- inference process ends
- output attribute values can be sent by callbacks

For sanity, it should be assumed, that no attributes input/communication attributes are updated during the inference.

Here we can think about a *transaction-like mode* and possible *attribute freezing* or more lively models. Various possibilities of separation both among tables and tables vs. environment can be considered.

This is the basic mode, that should be considered, implemented, and analyzed before any other options.

For other modes see Interpreter Scenarios.

The following assumptions for system modeling with ALSV rules is given:

- the system is modeled with the use of attributes (state variables!),
- the state of the system is fully described with attribute values,
- rule firing can possibly change system state by changing attribute values,
- rules can execute actions external to the system,
- it is assumed that these actions do not change system state,
- the state can be changed from the outside.

Perspectives:

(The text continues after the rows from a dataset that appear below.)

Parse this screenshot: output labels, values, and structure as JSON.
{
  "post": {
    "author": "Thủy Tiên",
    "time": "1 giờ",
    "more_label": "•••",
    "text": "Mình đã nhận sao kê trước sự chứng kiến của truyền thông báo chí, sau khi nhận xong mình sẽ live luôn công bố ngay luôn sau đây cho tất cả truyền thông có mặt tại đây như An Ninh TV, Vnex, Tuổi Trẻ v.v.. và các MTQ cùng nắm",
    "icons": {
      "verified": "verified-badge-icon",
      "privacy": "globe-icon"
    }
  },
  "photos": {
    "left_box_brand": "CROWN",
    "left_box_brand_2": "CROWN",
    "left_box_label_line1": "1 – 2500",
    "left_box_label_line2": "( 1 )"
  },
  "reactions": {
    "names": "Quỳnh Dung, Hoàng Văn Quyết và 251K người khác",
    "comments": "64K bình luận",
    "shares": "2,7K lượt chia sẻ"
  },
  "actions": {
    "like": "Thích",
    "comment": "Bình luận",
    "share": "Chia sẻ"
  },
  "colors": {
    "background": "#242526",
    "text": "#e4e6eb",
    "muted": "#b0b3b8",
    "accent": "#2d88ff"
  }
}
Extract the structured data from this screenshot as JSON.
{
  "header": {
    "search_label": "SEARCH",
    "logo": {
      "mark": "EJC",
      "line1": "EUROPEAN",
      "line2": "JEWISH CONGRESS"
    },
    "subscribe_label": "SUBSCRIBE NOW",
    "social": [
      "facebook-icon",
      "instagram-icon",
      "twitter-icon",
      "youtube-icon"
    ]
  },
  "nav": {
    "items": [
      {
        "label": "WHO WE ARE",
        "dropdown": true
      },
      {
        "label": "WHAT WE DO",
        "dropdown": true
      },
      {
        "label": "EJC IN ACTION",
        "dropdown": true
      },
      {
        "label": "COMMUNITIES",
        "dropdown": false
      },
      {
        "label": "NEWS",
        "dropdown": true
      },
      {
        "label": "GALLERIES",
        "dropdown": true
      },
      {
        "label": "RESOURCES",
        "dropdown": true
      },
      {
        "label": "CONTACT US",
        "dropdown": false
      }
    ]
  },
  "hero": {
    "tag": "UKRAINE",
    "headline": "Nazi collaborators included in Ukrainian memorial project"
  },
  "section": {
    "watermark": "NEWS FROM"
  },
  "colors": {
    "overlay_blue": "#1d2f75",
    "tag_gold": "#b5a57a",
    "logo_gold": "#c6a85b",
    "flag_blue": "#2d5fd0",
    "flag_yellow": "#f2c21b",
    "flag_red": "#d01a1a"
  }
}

- controller vs. object
- decision system (information system) vs. physical system (subject of decision)
- system vs. environment

It could be summarized, that “communication” between the system and the world is conducted using attributes and their values.

Attributes are considered *shared resources*.

The XTT logic can access the attribute values in the XTT tables.

The values can be accessed from the outside of the system/interpreter (from the environment).

The values are modified/updated by both the environment and the system simultaneously.
A simple locking/semaphore approach is exercised.
This approach should be *independent* of the intepreter scenarios!

The access and update policy depends on the attribute class.

Several attribute classes are considered:

- input (S ← E),
- output (S → E),
- internal (S → S), (was
`middle`

in XTTv1) - communication (comm) (S ↔ E)

Arrows indicate the System/Environment interaction.

: iw: what's happened to `ro, rw, wo, state`

classes?

Discuss ideas here: Attribute Classes.

The actual value modification is provided by a middle layer of attribute callbacks. For now it is assumed that a callback is a predicate run by the intepreter to pull (input) or push (output) attribute values.

If an asynchronous interpreter mode is considered attribute locking should be provided during update.

During the implementation discuss experiences here: Attribute Callbacks.

The following textual algebraic representation is provided. It is to be generated by the design tool (e.g. HQed) and directly run by HeaRT.

Table scheme, logically also rule prototype.

xttscheme: [a1,...,an], [h1,...,hm].

Rule:

xttrule: [Table, Id]: [c1,...,cn] then [d1,...,dn], [Table, Id].

Fact:

XTT on ALSV allows for a formal analysis of important system properties during the logical design, e.g.:

- consistency, and
- completeness

Appropriate algorithms for XTT^2 should be developed.

In general, there are at least the follwoing possibilities:

- rule-rule (pairwise) analysis (e.g. identical rules, subsumption, exclusive rules - determinism),
- rules-in-table (all) analysis (e.g. local, contextual completeness, determinism),
- chains-of tables/rules analysis (unprovided facts, unused conditions, unreachable conclusions, etc.).

Further, any path should be analyzed for *calculability* or *executability*, i.e. if it can be followd (no part of information is missing) and – if parallel action are allowed – for determinism and deadlocks.

For now see the Hekate Markup Language.

see for s in this page.

VARDA should generate:

- prototypes in HMR
- default links
- physical attribute communication class

Selected:

- high knowledge density
- transparent representation
- visual scalability

hierarchical types, e.g. `temp1`

is a the same as `temp`

but with restricted range
is this too redundant?

Blocks, as simulink boxes to simplify the design.

This could be possibly cobmined with the so-called *scope* from the XTT+.

If it is of ANY use?

- direct AVR
- grouped atts
- hybrid opps

From XTT to BPMN and back again

declarative inference control spec

This perhaps we should leave as a *research thread* only.

Fixed, simple declaration of control inference (with a few parameters only + the links) should be sufficient to demonstrate the power of XTT!

On the other hand we have to re-think the problems and advanatges of using cut (!) and similar mechanism (e.g. fail, exit).